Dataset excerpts
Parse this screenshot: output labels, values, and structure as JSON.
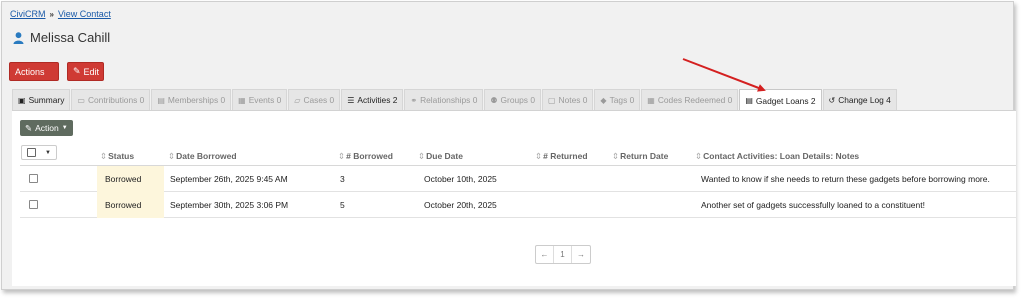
{
  "breadcrumb": {
    "root": "CiviCRM",
    "current": "View Contact"
  },
  "contact": {
    "name": "Melissa Cahill"
  },
  "buttons": {
    "actions": "Actions",
    "edit": "Edit"
  },
  "tabs": [
    {
      "label": "Summary",
      "icon": "id-card-icon",
      "glyph": "▣"
    },
    {
      "label": "Contributions 0",
      "icon": "credit-card-icon",
      "glyph": "▭"
    },
    {
      "label": "Memberships 0",
      "icon": "id-badge-icon",
      "glyph": "▤"
    },
    {
      "label": "Events 0",
      "icon": "calendar-icon",
      "glyph": "▦"
    },
    {
      "label": "Cases 0",
      "icon": "folder-icon",
      "glyph": "▱"
    },
    {
      "label": "Activities 2",
      "icon": "tasks-icon",
      "glyph": "☰"
    },
    {
      "label": "Relationships 0",
      "icon": "handshake-icon",
      "glyph": "⚭"
    },
    {
      "label": "Groups 0",
      "icon": "users-icon",
      "glyph": "⚉"
    },
    {
      "label": "Notes 0",
      "icon": "sticky-note-icon",
      "glyph": "▢"
    },
    {
      "label": "Tags 0",
      "icon": "tag-icon",
      "glyph": "◆"
    },
    {
      "label": "Codes Redeemed 0",
      "icon": "grid-icon",
      "glyph": "▦"
    },
    {
      "label": "Gadget Loans 2",
      "icon": "list-alt-icon",
      "glyph": "▤"
    },
    {
      "label": "Change Log 4",
      "icon": "history-icon",
      "glyph": "↺"
    }
  ],
  "action_menu": {
    "label": "Action"
  },
  "table": {
    "headers": [
      "Status",
      "Date Borrowed",
      "# Borrowed",
      "Due Date",
      "# Returned",
      "Return Date",
      "Contact Activities: Loan Details: Notes"
    ],
    "rows": [
      {
        "status": "Borrowed",
        "date_borrowed": "September 26th, 2025 9:45 AM",
        "borrowed": "3",
        "due_date": "October 10th, 2025",
        "returned": "",
        "return_date": "",
        "notes": "Wanted to know if she needs to return these gadgets before borrowing more."
      },
      {
        "status": "Borrowed",
        "date_borrowed": "September 30th, 2025 3:06 PM",
        "borrowed": "5",
        "due_date": "October 20th, 2025",
        "returned": "",
        "return_date": "",
        "notes": "Another set of gadgets successfully loaned to a constituent!"
      }
    ]
  },
  "pager": {
    "prev": "←",
    "page": "1",
    "next": "→"
  },
  "colors": {
    "red_button": "#cf3a34",
    "link": "#1a5aa8",
    "status_highlight": "#fdf6dc",
    "annotation_arrow": "#d42020"
  }
}
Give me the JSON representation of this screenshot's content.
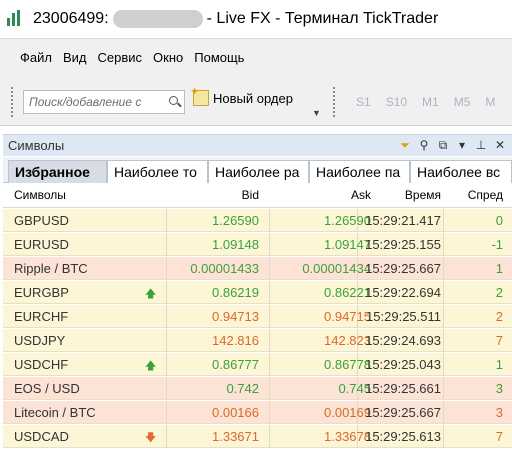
{
  "window": {
    "account_id": "23006499:",
    "title_suffix": "- Live FX - Терминал TickTrader"
  },
  "menu": [
    "Файл",
    "Вид",
    "Сервис",
    "Окно",
    "Помощь"
  ],
  "toolbar": {
    "search_placeholder": "Поиск/добавление с",
    "new_order_label": "Новый ордер",
    "timeframes": [
      "S1",
      "S10",
      "M1",
      "M5",
      "M"
    ]
  },
  "panel": {
    "title": "Символы",
    "tabs": [
      "Избранное",
      "Наиболее то",
      "Наиболее ра",
      "Наиболее па",
      "Наиболее вс"
    ],
    "active_tab": 0
  },
  "grid": {
    "columns": {
      "symbol": "Символы",
      "bid": "Bid",
      "ask": "Ask",
      "time": "Время",
      "spread": "Спред"
    },
    "rows": [
      {
        "symbol": "GBPUSD",
        "bid": "1.26590",
        "ask": "1.26590",
        "time": "15:29:21.417",
        "spread": "0",
        "bg": "yellow",
        "bid_color": "#3aa23a",
        "ask_color": "#3aa23a",
        "spread_color": "#3aa23a",
        "arrow": ""
      },
      {
        "symbol": "EURUSD",
        "bid": "1.09148",
        "ask": "1.09147",
        "time": "15:29:25.155",
        "spread": "-1",
        "bg": "yellow",
        "bid_color": "#3aa23a",
        "ask_color": "#3aa23a",
        "spread_color": "#3aa23a",
        "arrow": ""
      },
      {
        "symbol": "Ripple / BTC",
        "bid": "0.00001433",
        "ask": "0.00001434",
        "time": "15:29:25.667",
        "spread": "1",
        "bg": "pink",
        "bid_color": "#3aa23a",
        "ask_color": "#3aa23a",
        "spread_color": "#3aa23a",
        "arrow": ""
      },
      {
        "symbol": "EURGBP",
        "bid": "0.86219",
        "ask": "0.86221",
        "time": "15:29:22.694",
        "spread": "2",
        "bg": "yellow",
        "bid_color": "#3aa23a",
        "ask_color": "#3aa23a",
        "spread_color": "#3aa23a",
        "arrow": "up"
      },
      {
        "symbol": "EURCHF",
        "bid": "0.94713",
        "ask": "0.94715",
        "time": "15:29:25.511",
        "spread": "2",
        "bg": "yellow",
        "bid_color": "#d86a2a",
        "ask_color": "#d86a2a",
        "spread_color": "#d86a2a",
        "arrow": ""
      },
      {
        "symbol": "USDJPY",
        "bid": "142.816",
        "ask": "142.823",
        "time": "15:29:24.693",
        "spread": "7",
        "bg": "yellow",
        "bid_color": "#d86a2a",
        "ask_color": "#d86a2a",
        "spread_color": "#d86a2a",
        "arrow": ""
      },
      {
        "symbol": "USDCHF",
        "bid": "0.86777",
        "ask": "0.86778",
        "time": "15:29:25.043",
        "spread": "1",
        "bg": "yellow",
        "bid_color": "#3aa23a",
        "ask_color": "#3aa23a",
        "spread_color": "#3aa23a",
        "arrow": "up"
      },
      {
        "symbol": "EOS / USD",
        "bid": "0.742",
        "ask": "0.745",
        "time": "15:29:25.661",
        "spread": "3",
        "bg": "pink",
        "bid_color": "#3aa23a",
        "ask_color": "#3aa23a",
        "spread_color": "#3aa23a",
        "arrow": ""
      },
      {
        "symbol": "Litecoin / BTC",
        "bid": "0.00166",
        "ask": "0.00169",
        "time": "15:29:25.667",
        "spread": "3",
        "bg": "pink",
        "bid_color": "#d86a2a",
        "ask_color": "#d86a2a",
        "spread_color": "#d86a2a",
        "arrow": ""
      },
      {
        "symbol": "USDCAD",
        "bid": "1.33671",
        "ask": "1.33678",
        "time": "15:29:25.613",
        "spread": "7",
        "bg": "yellow",
        "bid_color": "#d86a2a",
        "ask_color": "#d86a2a",
        "spread_color": "#d86a2a",
        "arrow": "down"
      }
    ]
  }
}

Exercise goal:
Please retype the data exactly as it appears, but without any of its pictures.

Response for this exercise:
Parse this screenshot: output labels, values, and structure as JSON.
{
  "breadcrumb": {
    "root": "CiviCRM",
    "current": "View Contact"
  },
  "contact": {
    "name": "Melissa Cahill"
  },
  "buttons": {
    "actions": "Actions",
    "edit": "Edit"
  },
  "tabs": [
    {
      "label": "Summary",
      "icon": "id-card-icon",
      "glyph": "▣"
    },
    {
      "label": "Contributions 0",
      "icon": "credit-card-icon",
      "glyph": "▭"
    },
    {
      "label": "Memberships 0",
      "icon": "id-badge-icon",
      "glyph": "▤"
    },
    {
      "label": "Events 0",
      "icon": "calendar-icon",
      "glyph": "▦"
    },
    {
      "label": "Cases 0",
      "icon": "folder-icon",
      "glyph": "▱"
    },
    {
      "label": "Activities 2",
      "icon": "tasks-icon",
      "glyph": "☰"
    },
    {
      "label": "Relationships 0",
      "icon": "handshake-icon",
      "glyph": "⚭"
    },
    {
      "label": "Groups 0",
      "icon": "users-icon",
      "glyph": "⚉"
    },
    {
      "label": "Notes 0",
      "icon": "sticky-note-icon",
      "glyph": "▢"
    },
    {
      "label": "Tags 0",
      "icon": "tag-icon",
      "glyph": "◆"
    },
    {
      "label": "Codes Redeemed 0",
      "icon": "grid-icon",
      "glyph": "▦"
    },
    {
      "label": "Gadget Loans 2",
      "icon": "list-alt-icon",
      "glyph": "▤"
    },
    {
      "label": "Change Log 4",
      "icon": "history-icon",
      "glyph": "↺"
    }
  ],
  "action_menu": {
    "label": "Action"
  },
  "table": {
    "headers": [
      "Status",
      "Date Borrowed",
      "# Borrowed",
      "Due Date",
      "# Returned",
      "Return Date",
      "Contact Activities: Loan Details: Notes"
    ],
    "rows": [
      {
        "status": "Borrowed",
        "date_borrowed": "September 26th, 2025 9:45 AM",
        "borrowed": "3",
        "due_date": "October 10th, 2025",
        "returned": "",
        "return_date": "",
        "notes": "Wanted to know if she needs to return these gadgets before borrowing more."
      },
      {
        "status": "Borrowed",
        "date_borrowed": "September 30th, 2025 3:06 PM",
        "borrowed": "5",
        "due_date": "October 20th, 2025",
        "returned": "",
        "return_date": "",
        "notes": "Another set of gadgets successfully loaned to a constituent!"
      }
    ]
  },
  "pager": {
    "prev": "←",
    "page": "1",
    "next": "→"
  },
  "colors": {
    "red_button": "#cf3a34",
    "link": "#1a5aa8",
    "status_highlight": "#fdf6dc",
    "annotation_arrow": "#d42020"
  }
}
Give me the JSON representation of this screenshot's content.
{
  "window": {
    "account_id": "23006499:",
    "title_suffix": "- Live FX - Терминал TickTrader"
  },
  "menu": [
    "Файл",
    "Вид",
    "Сервис",
    "Окно",
    "Помощь"
  ],
  "toolbar": {
    "search_placeholder": "Поиск/добавление с",
    "new_order_label": "Новый ордер",
    "timeframes": [
      "S1",
      "S10",
      "M1",
      "M5",
      "M"
    ]
  },
  "panel": {
    "title": "Символы",
    "tabs": [
      "Избранное",
      "Наиболее то",
      "Наиболее ра",
      "Наиболее па",
      "Наиболее вс"
    ],
    "active_tab": 0
  },
  "grid": {
    "columns": {
      "symbol": "Символы",
      "bid": "Bid",
      "ask": "Ask",
      "time": "Время",
      "spread": "Спред"
    },
    "rows": [
      {
        "symbol": "GBPUSD",
        "bid": "1.26590",
        "ask": "1.26590",
        "time": "15:29:21.417",
        "spread": "0",
        "bg": "yellow",
        "bid_color": "#3aa23a",
        "ask_color": "#3aa23a",
        "spread_color": "#3aa23a",
        "arrow": ""
      },
      {
        "symbol": "EURUSD",
        "bid": "1.09148",
        "ask": "1.09147",
        "time": "15:29:25.155",
        "spread": "-1",
        "bg": "yellow",
        "bid_color": "#3aa23a",
        "ask_color": "#3aa23a",
        "spread_color": "#3aa23a",
        "arrow": ""
      },
      {
        "symbol": "Ripple / BTC",
        "bid": "0.00001433",
        "ask": "0.00001434",
        "time": "15:29:25.667",
        "spread": "1",
        "bg": "pink",
        "bid_color": "#3aa23a",
        "ask_color": "#3aa23a",
        "spread_color": "#3aa23a",
        "arrow": ""
      },
      {
        "symbol": "EURGBP",
        "bid": "0.86219",
        "ask": "0.86221",
        "time": "15:29:22.694",
        "spread": "2",
        "bg": "yellow",
        "bid_color": "#3aa23a",
        "ask_color": "#3aa23a",
        "spread_color": "#3aa23a",
        "arrow": "up"
      },
      {
        "symbol": "EURCHF",
        "bid": "0.94713",
        "ask": "0.94715",
        "time": "15:29:25.511",
        "spread": "2",
        "bg": "yellow",
        "bid_color": "#d86a2a",
        "ask_color": "#d86a2a",
        "spread_color": "#d86a2a",
        "arrow": ""
      },
      {
        "symbol": "USDJPY",
        "bid": "142.816",
        "ask": "142.823",
        "time": "15:29:24.693",
        "spread": "7",
        "bg": "yellow",
        "bid_color": "#d86a2a",
        "ask_color": "#d86a2a",
        "spread_color": "#d86a2a",
        "arrow": ""
      },
      {
        "symbol": "USDCHF",
        "bid": "0.86777",
        "ask": "0.86778",
        "time": "15:29:25.043",
        "spread": "1",
        "bg": "yellow",
        "bid_color": "#3aa23a",
        "ask_color": "#3aa23a",
        "spread_color": "#3aa23a",
        "arrow": "up"
      },
      {
        "symbol": "EOS / USD",
        "bid": "0.742",
        "ask": "0.745",
        "time": "15:29:25.661",
        "spread": "3",
        "bg": "pink",
        "bid_color": "#3aa23a",
        "ask_color": "#3aa23a",
        "spread_color": "#3aa23a",
        "arrow": ""
      },
      {
        "symbol": "Litecoin / BTC",
        "bid": "0.00166",
        "ask": "0.00169",
        "time": "15:29:25.667",
        "spread": "3",
        "bg": "pink",
        "bid_color": "#d86a2a",
        "ask_color": "#d86a2a",
        "spread_color": "#d86a2a",
        "arrow": ""
      },
      {
        "symbol": "USDCAD",
        "bid": "1.33671",
        "ask": "1.33678",
        "time": "15:29:25.613",
        "spread": "7",
        "bg": "yellow",
        "bid_color": "#d86a2a",
        "ask_color": "#d86a2a",
        "spread_color": "#d86a2a",
        "arrow": "down"
      }
    ]
  }
}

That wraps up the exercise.